Segment Open

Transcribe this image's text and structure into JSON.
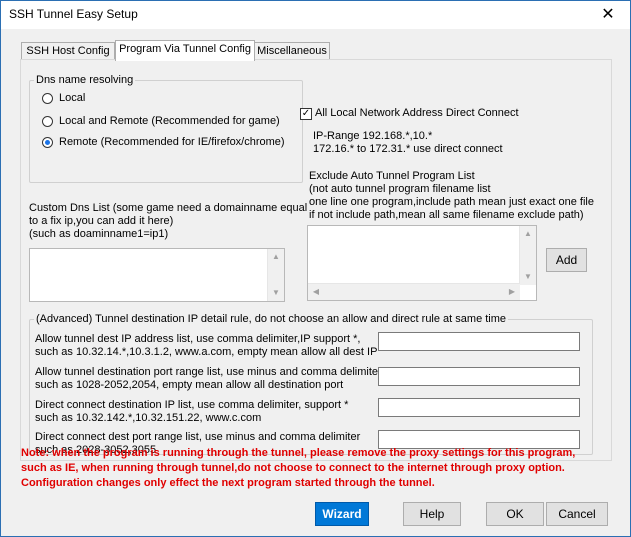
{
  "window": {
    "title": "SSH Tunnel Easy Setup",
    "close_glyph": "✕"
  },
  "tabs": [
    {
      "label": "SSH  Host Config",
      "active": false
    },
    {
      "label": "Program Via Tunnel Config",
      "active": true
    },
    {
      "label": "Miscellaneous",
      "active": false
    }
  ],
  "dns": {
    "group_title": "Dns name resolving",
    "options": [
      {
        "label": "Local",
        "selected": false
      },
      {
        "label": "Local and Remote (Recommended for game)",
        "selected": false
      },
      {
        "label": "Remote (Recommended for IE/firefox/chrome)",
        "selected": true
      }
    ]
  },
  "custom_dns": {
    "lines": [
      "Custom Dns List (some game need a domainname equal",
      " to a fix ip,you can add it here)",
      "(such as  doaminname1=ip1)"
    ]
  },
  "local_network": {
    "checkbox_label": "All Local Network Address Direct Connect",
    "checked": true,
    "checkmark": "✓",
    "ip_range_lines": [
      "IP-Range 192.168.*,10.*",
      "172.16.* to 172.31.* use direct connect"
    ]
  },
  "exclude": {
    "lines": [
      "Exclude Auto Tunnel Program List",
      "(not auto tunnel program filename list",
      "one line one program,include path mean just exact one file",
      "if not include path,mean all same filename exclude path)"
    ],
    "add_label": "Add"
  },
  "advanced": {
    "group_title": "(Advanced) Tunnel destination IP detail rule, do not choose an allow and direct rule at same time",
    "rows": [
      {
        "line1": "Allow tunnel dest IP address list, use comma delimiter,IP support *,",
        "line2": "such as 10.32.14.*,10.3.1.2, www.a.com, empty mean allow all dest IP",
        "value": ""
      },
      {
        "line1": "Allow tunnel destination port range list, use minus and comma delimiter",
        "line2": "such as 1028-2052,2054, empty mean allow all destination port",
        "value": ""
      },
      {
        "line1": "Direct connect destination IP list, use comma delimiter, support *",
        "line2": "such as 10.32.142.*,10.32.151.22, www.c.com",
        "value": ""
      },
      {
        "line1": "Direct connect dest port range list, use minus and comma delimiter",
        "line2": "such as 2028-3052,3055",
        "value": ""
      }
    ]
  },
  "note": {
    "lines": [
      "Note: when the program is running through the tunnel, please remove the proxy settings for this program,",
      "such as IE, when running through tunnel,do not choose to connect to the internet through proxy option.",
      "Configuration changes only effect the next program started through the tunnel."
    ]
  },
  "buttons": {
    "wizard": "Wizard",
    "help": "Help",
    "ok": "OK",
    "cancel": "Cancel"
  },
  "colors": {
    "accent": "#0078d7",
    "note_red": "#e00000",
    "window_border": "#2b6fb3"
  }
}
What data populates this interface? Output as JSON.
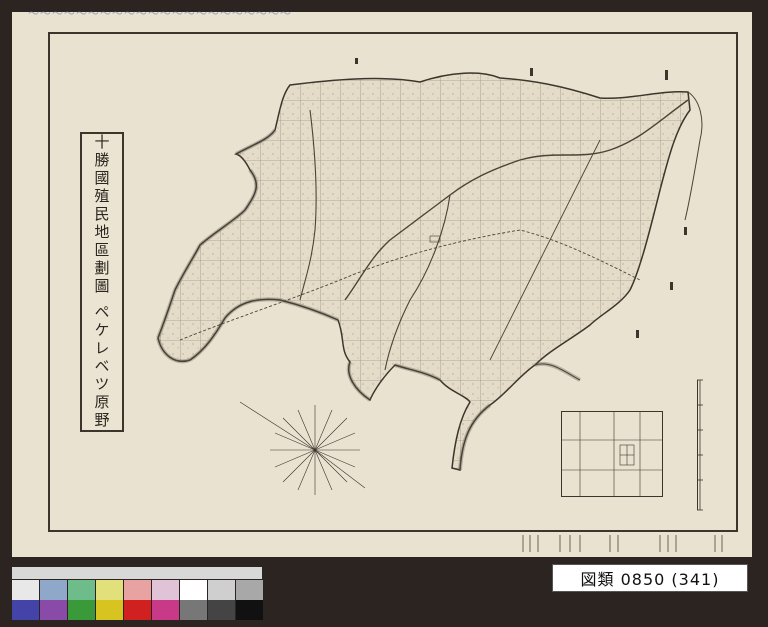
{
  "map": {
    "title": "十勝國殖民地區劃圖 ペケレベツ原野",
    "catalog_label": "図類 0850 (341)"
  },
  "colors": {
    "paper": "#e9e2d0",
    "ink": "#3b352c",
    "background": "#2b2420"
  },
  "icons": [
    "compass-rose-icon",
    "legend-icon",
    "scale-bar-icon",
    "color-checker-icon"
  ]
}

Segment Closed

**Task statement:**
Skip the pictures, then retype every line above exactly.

**Reply to the exercise:**
Transcribe this image's text and structure into JSON.
{
  "window": {
    "title": "SSH Tunnel Easy Setup",
    "close_glyph": "✕"
  },
  "tabs": [
    {
      "label": "SSH  Host Config",
      "active": false
    },
    {
      "label": "Program Via Tunnel Config",
      "active": true
    },
    {
      "label": "Miscellaneous",
      "active": false
    }
  ],
  "dns": {
    "group_title": "Dns name resolving",
    "options": [
      {
        "label": "Local",
        "selected": false
      },
      {
        "label": "Local and Remote (Recommended for game)",
        "selected": false
      },
      {
        "label": "Remote (Recommended for IE/firefox/chrome)",
        "selected": true
      }
    ]
  },
  "custom_dns": {
    "lines": [
      "Custom Dns List (some game need a domainname equal",
      " to a fix ip,you can add it here)",
      "(such as  doaminname1=ip1)"
    ]
  },
  "local_network": {
    "checkbox_label": "All Local Network Address Direct Connect",
    "checked": true,
    "checkmark": "✓",
    "ip_range_lines": [
      "IP-Range 192.168.*,10.*",
      "172.16.* to 172.31.* use direct connect"
    ]
  },
  "exclude": {
    "lines": [
      "Exclude Auto Tunnel Program List",
      "(not auto tunnel program filename list",
      "one line one program,include path mean just exact one file",
      "if not include path,mean all same filename exclude path)"
    ],
    "add_label": "Add"
  },
  "advanced": {
    "group_title": "(Advanced) Tunnel destination IP detail rule, do not choose an allow and direct rule at same time",
    "rows": [
      {
        "line1": "Allow tunnel dest IP address list, use comma delimiter,IP support *,",
        "line2": "such as 10.32.14.*,10.3.1.2, www.a.com, empty mean allow all dest IP",
        "value": ""
      },
      {
        "line1": "Allow tunnel destination port range list, use minus and comma delimiter",
        "line2": "such as 1028-2052,2054, empty mean allow all destination port",
        "value": ""
      },
      {
        "line1": "Direct connect destination IP list, use comma delimiter, support *",
        "line2": "such as 10.32.142.*,10.32.151.22, www.c.com",
        "value": ""
      },
      {
        "line1": "Direct connect dest port range list, use minus and comma delimiter",
        "line2": "such as 2028-3052,3055",
        "value": ""
      }
    ]
  },
  "note": {
    "lines": [
      "Note: when the program is running through the tunnel, please remove the proxy settings for this program,",
      "such as IE, when running through tunnel,do not choose to connect to the internet through proxy option.",
      "Configuration changes only effect the next program started through the tunnel."
    ]
  },
  "buttons": {
    "wizard": "Wizard",
    "help": "Help",
    "ok": "OK",
    "cancel": "Cancel"
  },
  "colors": {
    "accent": "#0078d7",
    "note_red": "#e00000",
    "window_border": "#2b6fb3"
  }
}
What data populates this interface? Output as JSON.
{
  "map": {
    "title": "十勝國殖民地區劃圖 ペケレベツ原野",
    "catalog_label": "図類 0850 (341)"
  },
  "colors": {
    "paper": "#e9e2d0",
    "ink": "#3b352c",
    "background": "#2b2420"
  },
  "icons": [
    "compass-rose-icon",
    "legend-icon",
    "scale-bar-icon",
    "color-checker-icon"
  ]
}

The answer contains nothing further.